While Fox Sports Net will continue with its weekday show, Totally NASCAR, Fox will end its NASCAR season with Sunday's Dodge-Save Mart 350, yielding to NBC and Turner to finish up 2001.
NEW ROLE FOR VETTEL: Familiar University of Florida broadcaster Larry Vettel is Sunshine's new play-by-play announcer for its productions of Gators football games. He will join analyst Nat Moore in the booth, replacing David Steele, who often has had to miss games because of his commitment to the Orlando Magic. The games air statewide Sunday mornings at 8 during the "Breakfast with the Gators" segment.
BOXING GETS PERSONAL: Beginning Aug. 3, boxing legend Sugar Ray Leonard will join with ESPN to promote ESPN2's Friday Night Fights. His goal? To not just produce compelling matchups, but "start promoting the fighter, not just the fight," he said, something rarely seen these days.
"When I was fighting on Wide World of Sports, they actually told stories and answered three questions for the fans: Who they are, where are they from, why are they competing," Leonard said. "They created caring fans, and caring fans are the best fans."

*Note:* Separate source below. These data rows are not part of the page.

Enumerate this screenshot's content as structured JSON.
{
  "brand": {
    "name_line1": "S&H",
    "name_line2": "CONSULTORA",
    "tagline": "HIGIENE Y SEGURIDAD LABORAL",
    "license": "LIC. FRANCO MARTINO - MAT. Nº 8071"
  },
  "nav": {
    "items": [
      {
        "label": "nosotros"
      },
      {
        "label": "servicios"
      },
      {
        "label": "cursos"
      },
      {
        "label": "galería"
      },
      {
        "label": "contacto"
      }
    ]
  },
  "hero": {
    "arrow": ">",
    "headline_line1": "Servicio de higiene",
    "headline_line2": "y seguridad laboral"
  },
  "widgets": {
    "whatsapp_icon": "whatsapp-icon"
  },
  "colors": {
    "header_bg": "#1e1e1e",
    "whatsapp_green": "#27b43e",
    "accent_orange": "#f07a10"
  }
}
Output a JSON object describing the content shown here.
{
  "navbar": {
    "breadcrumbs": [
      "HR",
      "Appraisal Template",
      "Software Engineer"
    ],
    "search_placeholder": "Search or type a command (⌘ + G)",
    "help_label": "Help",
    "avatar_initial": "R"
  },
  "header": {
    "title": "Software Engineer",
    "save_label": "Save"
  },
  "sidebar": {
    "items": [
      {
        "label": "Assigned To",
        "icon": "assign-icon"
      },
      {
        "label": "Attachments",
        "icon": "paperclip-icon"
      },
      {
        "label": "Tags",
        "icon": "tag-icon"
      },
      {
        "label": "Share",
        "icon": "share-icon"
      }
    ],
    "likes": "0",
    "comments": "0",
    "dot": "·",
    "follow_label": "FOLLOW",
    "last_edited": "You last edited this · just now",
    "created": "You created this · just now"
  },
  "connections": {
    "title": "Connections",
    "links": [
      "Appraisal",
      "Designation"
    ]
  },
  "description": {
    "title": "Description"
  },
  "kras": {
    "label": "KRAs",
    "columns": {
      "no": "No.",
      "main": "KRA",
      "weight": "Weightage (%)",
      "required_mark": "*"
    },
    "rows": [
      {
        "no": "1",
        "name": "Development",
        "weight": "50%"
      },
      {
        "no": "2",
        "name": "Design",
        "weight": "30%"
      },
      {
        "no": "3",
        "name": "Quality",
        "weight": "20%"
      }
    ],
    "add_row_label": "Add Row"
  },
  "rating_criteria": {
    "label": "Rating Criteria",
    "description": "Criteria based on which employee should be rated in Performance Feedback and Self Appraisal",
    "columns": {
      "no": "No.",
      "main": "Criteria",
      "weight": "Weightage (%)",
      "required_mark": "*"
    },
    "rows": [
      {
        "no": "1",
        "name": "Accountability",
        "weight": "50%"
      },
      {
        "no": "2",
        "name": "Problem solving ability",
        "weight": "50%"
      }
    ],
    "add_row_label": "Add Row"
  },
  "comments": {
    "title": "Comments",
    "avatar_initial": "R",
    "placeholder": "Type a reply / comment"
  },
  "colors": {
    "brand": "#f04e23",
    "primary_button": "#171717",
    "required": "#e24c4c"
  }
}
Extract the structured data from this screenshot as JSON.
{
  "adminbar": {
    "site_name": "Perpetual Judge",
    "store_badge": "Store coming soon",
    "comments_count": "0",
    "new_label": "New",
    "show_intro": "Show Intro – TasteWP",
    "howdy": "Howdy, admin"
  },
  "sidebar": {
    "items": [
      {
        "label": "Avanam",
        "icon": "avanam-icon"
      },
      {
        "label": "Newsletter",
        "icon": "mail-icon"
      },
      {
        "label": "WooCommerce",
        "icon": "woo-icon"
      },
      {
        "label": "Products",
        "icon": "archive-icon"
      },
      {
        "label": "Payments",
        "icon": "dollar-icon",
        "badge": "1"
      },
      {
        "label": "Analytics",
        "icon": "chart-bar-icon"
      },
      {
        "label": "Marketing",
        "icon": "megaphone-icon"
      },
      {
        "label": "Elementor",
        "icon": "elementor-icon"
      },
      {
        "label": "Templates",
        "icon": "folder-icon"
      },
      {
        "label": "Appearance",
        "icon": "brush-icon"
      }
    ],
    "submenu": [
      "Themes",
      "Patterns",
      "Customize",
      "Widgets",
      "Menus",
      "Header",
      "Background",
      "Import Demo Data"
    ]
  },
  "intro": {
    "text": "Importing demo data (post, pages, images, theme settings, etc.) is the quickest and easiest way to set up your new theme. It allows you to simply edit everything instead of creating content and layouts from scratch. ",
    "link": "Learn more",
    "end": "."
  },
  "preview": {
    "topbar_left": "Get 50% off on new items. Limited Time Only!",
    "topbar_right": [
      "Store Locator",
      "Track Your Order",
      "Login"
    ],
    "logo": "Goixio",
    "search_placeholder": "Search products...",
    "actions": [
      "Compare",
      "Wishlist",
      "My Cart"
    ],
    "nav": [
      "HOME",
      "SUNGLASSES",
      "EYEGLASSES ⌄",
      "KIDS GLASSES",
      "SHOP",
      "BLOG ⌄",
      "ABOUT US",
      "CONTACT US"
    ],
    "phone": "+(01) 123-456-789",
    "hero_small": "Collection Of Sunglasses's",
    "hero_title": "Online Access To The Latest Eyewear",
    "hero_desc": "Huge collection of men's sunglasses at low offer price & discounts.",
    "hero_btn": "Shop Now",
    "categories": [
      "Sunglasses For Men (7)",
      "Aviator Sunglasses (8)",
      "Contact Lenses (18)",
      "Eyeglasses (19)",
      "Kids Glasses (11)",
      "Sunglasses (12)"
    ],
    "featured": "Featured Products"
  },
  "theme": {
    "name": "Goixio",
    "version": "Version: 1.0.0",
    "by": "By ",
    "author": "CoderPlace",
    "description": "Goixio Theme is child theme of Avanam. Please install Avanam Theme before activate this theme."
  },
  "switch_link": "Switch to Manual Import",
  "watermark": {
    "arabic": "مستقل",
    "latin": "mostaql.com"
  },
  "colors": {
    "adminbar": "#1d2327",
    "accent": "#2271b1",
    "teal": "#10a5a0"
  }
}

FINE TUNING: The Cal Ripken farewell tour begins Sunday at 7 p.m., when ESPN Classic will air the 1995 Angels-at-Orioles game when Ripken broke Lou Gehrig's streak by playing his 2,131st straight game. ... CBS airs Road to Paris, a documentary on Lance Armstrong's U.S. Postal Service-sponsored cycling team, at 3 p.m. Saturday.